-- TASK OBJECTIVE --
Among the entries that follow, tally the lines with the string "this". Give no more than the number.

-- RECORDED INFORMATION --
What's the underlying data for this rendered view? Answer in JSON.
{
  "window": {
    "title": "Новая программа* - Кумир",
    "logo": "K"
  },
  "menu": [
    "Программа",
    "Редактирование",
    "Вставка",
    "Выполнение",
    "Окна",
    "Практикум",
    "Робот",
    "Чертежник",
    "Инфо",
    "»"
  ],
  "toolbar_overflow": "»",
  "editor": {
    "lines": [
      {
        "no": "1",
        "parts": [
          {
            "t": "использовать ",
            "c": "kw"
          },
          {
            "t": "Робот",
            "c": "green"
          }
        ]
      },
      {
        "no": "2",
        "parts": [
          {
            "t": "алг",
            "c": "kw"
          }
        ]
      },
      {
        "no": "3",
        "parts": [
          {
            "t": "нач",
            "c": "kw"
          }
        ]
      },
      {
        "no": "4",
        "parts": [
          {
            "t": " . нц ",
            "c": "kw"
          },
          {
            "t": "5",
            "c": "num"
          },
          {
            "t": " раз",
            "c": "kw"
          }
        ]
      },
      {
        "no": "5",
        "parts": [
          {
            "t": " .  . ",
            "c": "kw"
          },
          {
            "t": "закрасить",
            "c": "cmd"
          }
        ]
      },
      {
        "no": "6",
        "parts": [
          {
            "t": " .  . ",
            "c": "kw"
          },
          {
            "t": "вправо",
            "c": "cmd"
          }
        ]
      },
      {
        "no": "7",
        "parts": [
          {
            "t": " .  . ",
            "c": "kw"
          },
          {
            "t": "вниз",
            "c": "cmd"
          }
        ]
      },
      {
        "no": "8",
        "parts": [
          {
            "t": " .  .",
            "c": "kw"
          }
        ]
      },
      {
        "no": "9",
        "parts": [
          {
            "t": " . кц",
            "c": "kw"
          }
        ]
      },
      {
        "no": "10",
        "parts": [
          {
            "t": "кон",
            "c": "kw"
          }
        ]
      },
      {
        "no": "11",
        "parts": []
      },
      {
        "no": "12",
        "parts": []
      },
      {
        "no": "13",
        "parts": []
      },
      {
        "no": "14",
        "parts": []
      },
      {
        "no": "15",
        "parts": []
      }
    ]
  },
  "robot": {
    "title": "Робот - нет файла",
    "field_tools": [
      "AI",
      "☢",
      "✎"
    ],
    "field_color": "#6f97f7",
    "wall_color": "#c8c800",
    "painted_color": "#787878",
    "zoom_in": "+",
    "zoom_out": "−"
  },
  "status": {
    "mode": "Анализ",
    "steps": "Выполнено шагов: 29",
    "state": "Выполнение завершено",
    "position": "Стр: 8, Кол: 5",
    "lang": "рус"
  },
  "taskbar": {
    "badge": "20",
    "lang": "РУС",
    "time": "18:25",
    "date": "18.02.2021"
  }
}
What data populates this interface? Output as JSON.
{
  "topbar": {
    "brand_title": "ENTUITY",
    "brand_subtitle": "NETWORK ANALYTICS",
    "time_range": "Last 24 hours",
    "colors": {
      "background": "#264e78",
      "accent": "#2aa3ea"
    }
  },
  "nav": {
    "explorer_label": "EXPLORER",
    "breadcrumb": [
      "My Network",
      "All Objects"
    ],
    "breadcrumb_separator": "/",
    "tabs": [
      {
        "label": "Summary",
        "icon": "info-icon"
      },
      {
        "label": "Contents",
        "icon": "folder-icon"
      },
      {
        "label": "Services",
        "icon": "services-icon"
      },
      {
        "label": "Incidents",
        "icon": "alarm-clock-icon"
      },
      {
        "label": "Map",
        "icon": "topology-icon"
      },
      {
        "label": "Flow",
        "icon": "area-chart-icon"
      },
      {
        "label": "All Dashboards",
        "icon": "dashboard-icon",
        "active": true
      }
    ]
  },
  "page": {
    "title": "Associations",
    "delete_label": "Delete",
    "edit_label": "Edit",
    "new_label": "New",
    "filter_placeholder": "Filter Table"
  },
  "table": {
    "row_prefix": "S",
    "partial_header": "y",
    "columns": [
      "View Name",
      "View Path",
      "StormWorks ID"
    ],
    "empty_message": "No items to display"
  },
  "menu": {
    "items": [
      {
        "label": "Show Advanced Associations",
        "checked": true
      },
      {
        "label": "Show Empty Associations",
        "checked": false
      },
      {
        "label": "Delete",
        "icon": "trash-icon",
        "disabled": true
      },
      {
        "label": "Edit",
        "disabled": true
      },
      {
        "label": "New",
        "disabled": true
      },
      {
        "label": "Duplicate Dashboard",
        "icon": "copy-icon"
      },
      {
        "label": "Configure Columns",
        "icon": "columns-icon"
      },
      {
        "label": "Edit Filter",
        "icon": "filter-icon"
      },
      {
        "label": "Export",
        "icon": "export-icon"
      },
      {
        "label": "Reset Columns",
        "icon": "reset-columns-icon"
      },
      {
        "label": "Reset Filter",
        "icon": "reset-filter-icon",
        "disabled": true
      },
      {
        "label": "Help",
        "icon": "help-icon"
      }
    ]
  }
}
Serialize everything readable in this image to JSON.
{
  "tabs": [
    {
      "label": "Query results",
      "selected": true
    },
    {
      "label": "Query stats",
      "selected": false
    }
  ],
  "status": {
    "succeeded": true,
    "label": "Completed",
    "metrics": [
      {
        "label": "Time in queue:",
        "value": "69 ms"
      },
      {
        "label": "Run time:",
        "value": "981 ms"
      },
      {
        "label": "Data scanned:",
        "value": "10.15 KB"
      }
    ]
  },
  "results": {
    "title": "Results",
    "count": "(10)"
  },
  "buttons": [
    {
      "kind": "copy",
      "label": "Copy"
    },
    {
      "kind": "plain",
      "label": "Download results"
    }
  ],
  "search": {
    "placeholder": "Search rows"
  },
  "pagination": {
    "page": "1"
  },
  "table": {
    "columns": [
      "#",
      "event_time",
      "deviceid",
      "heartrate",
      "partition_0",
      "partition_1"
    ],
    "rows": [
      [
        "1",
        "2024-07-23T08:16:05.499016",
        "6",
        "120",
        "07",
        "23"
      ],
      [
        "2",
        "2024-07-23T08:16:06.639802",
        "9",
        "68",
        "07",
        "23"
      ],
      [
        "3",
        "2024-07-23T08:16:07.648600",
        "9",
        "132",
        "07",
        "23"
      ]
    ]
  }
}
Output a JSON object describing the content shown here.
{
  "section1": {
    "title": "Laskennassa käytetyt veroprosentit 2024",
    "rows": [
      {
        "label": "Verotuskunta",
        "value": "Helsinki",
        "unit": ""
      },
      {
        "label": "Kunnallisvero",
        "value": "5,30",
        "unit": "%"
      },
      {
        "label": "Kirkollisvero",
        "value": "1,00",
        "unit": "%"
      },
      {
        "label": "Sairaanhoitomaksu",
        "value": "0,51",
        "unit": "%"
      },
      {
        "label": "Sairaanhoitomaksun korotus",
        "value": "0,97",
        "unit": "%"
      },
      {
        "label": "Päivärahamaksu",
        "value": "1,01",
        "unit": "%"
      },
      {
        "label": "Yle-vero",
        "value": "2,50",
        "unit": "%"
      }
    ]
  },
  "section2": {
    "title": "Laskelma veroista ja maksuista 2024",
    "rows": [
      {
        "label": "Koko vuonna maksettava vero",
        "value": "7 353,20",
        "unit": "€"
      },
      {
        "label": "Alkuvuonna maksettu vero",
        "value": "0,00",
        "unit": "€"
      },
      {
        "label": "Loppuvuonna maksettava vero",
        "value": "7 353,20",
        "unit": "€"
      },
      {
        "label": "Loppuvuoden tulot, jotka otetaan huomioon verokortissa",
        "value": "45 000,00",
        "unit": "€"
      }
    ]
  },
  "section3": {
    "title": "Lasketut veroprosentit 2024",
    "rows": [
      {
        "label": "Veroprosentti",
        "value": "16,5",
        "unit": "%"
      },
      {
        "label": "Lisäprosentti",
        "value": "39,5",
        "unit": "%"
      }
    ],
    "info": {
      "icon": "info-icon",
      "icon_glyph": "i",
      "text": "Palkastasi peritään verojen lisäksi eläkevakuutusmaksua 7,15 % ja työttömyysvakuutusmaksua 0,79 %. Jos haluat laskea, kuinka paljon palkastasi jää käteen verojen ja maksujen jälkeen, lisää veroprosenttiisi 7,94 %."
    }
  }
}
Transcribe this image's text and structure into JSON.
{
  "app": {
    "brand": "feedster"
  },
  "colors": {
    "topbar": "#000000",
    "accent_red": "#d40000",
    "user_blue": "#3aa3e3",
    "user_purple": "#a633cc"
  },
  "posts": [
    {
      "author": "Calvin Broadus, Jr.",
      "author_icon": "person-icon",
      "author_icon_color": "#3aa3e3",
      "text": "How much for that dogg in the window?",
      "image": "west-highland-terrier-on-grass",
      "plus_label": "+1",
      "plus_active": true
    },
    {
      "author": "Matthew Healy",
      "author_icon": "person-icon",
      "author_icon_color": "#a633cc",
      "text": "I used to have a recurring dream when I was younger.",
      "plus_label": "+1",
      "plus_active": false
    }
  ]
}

-- THE COMPLETED TASK --
4